The average daily temperature in September is around 15°C (about 59°F). The daytime highs for this time of the year get up to 19°C (around 66°F), still warm for the start of autumn and a great temperature for being outside. Check the current local forecast here.
The official currency in Germany and Berlin is the Euro. Click here for currency conversion.
Credit cards are widely accepted in Berlin, but they are not accepted everywhere. VISA and Mastercard are the most accepted for credit card payments, but American Express Cards are often refused. Carrying some cash is recommended, especially in restaurants and smaller stores. ATMs are the easiest way to withdraw cash from your home account - ensure you inform your bank before travelling abroad, and be aware that you may be charged for cash withdrawals. It is advisable to exchange some cash before travelling to Berlin.
Electricity in Berlin is 230 Volts at 50 Hertz. The standard power sockets in Germany are Type F. If you travel with a device that does not accept 230 Volts at 50 Hertz, you will need to bring a voltage converter with you. You may also need a plug adapter if your appliance's plug has a different shape.
The Berlin Wall Memorial and Documentation Centre
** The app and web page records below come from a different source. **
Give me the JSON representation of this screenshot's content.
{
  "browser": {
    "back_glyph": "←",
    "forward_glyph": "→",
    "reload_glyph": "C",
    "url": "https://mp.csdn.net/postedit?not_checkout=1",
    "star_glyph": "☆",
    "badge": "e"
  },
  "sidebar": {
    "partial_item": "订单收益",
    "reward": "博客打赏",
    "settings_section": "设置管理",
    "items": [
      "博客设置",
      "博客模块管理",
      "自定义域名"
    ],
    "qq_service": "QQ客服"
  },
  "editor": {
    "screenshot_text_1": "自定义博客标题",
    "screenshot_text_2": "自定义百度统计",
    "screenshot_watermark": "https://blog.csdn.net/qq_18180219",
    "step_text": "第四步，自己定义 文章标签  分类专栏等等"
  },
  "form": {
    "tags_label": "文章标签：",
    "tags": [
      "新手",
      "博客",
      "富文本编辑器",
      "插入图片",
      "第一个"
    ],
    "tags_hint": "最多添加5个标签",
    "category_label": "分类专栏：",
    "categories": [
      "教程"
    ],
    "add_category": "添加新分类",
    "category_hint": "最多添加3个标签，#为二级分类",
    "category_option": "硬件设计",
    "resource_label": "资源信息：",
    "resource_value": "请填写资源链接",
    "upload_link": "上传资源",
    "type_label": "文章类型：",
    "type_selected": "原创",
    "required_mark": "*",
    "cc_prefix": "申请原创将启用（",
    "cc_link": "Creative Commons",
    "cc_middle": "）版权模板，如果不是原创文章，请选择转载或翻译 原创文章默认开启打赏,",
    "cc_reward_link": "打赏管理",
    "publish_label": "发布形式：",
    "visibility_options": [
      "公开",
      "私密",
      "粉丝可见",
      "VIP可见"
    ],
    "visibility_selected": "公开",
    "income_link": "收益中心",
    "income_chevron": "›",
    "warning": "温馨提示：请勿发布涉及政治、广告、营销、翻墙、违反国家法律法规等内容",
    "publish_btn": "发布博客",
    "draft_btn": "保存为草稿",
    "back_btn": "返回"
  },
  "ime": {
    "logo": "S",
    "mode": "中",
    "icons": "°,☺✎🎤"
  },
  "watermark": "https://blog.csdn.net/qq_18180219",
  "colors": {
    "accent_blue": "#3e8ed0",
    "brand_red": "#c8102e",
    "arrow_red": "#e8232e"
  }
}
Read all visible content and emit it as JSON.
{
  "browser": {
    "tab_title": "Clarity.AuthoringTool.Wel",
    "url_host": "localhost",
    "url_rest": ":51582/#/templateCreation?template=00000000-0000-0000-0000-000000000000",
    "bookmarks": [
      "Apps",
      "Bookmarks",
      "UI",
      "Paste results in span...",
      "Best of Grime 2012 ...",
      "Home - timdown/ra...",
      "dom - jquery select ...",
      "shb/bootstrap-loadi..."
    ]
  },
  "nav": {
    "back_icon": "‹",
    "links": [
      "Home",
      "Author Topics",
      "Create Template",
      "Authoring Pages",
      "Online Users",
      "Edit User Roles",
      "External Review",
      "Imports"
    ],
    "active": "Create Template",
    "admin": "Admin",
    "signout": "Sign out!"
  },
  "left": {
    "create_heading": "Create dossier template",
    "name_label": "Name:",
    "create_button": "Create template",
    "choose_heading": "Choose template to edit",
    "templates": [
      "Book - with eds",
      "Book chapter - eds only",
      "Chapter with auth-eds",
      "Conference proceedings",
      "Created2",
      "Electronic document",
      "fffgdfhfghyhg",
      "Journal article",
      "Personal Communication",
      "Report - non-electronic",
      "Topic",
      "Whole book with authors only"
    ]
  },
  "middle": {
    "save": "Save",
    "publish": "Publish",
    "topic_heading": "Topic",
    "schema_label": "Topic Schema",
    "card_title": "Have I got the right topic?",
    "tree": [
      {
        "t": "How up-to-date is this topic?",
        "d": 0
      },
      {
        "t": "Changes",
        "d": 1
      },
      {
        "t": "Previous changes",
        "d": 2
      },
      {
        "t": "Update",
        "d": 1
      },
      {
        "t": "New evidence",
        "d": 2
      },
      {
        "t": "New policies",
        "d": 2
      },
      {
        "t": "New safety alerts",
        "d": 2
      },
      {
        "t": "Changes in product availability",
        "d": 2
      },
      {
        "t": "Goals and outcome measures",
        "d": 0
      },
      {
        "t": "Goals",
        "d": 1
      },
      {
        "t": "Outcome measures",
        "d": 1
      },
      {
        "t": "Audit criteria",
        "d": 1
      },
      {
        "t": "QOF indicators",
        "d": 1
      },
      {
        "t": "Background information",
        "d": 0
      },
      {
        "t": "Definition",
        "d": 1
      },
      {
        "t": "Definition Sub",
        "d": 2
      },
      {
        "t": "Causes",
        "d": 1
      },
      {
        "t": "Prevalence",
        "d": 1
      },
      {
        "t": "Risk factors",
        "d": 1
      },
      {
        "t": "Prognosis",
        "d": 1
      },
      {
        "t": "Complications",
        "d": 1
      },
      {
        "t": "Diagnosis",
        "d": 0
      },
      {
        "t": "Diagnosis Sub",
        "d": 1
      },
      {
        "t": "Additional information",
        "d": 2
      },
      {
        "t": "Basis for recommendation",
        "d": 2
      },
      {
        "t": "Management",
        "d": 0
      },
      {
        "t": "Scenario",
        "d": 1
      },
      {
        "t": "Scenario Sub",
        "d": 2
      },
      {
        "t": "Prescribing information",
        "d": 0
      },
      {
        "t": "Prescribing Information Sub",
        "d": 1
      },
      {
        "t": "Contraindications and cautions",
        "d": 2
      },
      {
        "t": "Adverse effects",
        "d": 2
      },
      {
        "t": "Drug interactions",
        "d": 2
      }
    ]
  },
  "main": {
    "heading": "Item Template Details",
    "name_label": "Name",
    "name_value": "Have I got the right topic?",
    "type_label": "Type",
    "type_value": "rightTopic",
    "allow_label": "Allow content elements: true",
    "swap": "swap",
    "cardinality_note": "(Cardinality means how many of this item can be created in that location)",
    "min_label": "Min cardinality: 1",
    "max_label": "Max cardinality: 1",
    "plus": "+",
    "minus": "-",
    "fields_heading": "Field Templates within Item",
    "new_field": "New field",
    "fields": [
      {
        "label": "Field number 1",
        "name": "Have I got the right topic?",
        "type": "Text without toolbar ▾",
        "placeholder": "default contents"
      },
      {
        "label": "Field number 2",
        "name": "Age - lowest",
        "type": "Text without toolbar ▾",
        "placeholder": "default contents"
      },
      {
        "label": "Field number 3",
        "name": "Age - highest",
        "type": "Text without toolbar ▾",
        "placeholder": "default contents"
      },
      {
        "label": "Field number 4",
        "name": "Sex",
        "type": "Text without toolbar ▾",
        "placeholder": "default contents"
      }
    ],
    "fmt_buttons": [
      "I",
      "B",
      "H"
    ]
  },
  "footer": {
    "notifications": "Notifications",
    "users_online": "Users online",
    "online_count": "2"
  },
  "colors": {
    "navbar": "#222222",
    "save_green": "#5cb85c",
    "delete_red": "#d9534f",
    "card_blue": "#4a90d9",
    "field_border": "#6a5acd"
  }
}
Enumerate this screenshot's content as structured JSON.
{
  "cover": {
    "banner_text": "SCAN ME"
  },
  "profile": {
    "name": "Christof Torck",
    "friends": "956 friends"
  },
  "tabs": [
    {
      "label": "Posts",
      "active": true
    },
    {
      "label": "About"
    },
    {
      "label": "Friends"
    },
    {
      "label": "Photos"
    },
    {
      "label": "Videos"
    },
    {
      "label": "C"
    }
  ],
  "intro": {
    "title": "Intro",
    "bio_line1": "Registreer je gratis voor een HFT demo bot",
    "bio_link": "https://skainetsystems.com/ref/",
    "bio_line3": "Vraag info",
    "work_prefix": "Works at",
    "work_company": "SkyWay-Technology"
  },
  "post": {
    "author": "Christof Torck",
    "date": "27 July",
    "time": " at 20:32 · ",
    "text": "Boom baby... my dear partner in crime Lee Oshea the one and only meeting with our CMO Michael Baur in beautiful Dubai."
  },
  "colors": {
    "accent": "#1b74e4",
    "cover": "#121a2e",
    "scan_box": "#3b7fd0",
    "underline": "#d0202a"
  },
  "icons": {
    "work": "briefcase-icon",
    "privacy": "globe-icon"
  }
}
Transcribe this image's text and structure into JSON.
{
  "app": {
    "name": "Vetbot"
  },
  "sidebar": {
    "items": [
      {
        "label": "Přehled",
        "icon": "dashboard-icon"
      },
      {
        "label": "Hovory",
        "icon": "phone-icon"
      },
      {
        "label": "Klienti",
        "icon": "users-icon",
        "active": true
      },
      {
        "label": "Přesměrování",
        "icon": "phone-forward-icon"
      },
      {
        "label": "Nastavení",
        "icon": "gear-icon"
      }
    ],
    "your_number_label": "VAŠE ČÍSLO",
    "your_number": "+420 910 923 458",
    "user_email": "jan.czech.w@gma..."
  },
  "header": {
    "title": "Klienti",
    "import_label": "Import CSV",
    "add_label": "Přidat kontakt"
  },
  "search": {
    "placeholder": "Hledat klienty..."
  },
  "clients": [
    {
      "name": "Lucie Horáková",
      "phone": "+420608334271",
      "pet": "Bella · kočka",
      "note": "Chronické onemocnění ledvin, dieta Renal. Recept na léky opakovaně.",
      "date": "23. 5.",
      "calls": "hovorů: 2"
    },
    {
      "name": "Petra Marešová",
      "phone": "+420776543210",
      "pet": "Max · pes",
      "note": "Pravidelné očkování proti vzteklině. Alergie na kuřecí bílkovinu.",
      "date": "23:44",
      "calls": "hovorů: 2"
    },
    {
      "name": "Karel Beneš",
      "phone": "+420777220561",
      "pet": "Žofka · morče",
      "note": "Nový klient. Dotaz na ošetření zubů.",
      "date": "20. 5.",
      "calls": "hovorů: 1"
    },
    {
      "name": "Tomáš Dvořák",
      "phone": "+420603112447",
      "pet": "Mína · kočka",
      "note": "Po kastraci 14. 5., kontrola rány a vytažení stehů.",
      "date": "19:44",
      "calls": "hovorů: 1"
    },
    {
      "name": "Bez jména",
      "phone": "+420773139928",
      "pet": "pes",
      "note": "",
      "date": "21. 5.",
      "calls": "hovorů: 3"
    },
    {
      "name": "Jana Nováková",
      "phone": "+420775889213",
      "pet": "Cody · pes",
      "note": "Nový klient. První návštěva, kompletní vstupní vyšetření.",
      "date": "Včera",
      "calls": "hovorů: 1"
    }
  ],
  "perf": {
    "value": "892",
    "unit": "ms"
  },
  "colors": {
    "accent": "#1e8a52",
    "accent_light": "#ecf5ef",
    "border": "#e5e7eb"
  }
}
The Gedenkstätte Berliner Mauer (Berlin Wall Memorial) is located between the districts of Wedding and Mitte on Bernauer Straße, consisting of the Memorial to the Victims of the Wall, a Documentation Centre and the Chapel of Reconciliation. The surviving section of the wall and watchtower enable visitors to get a real feel for the reality of the border facilities.
Checkpoint Charlie (or "Checkpoint C") was the name given by the Western Allies to the best-known Berlin Wall crossing point between East and West Berlin during the Cold War. After the dissolution of the Eastern Bloc and the reunification of Germany, the building at Checkpoint Charlie became a tourist attraction, and is now located in the Allied Museum in the Dahlem neighborhood of Berlin.
When the decision was made to move the Federal Government to Berlin, it was time to reawaken the Reichstag building from its long years of slumber on the Mauerstreifen, the military zone between the two sides of the Wall. The building has since been completely modernized, and today's visitors to the Reichstag can look out from the building's glass dome to get a bird's eye view of the hustle and bustle in the city.
The Oberbaumbrücke (Oberbaum Bridge)
While Germany was divided, the Oberbaum bridge was a border crossing for pedestrians. Since the fall of the Berlin Wall, it now connects the two halves of the district of Friedrichshain-Kreuzberg. The bridge, with its great view, is a popular sight for taking pictures.
Without a doubt, the Brandenburg Gate is Berlin's signature attraction. Built in 1791, it is only remaining city gate that was formerly used to represent the separation between East and West Berlin. Since the Berlin Wall came down in 1989, the Brandenburg Gate has now come to symbolize German unity. The decorative Pariser Platz was laid at the foot of the gate and is now home to many of the city's important buildings.
The Gendarmenmarkt is one of the most stunning squares in the city, located close to Friedrichstraße, Berlin's exclusive shopping street in the central Mitte district. Three of the most impressive examples of architecture in the capital city are to be found here: the Concert House designed by Schinkel and the German and French Cathedrals (the Deutscher Dom and the Französischer Dom).
Once the bustling heart of the city before the Second World War, then a no man's land from 1945 until the fall of the wall, the history of Potsdamer Platz has been eventful to say the least. It changed completely after the fall of the wall in 1989 and is now dominated by the presence of the Sony Center, skyscrapers and endless shops. What's more, Potsdamer Platz is the main place to be for stars and celebrities, and not only during film festivals.
Visit the Tourism Bureau website for more information on traveling to Berlin.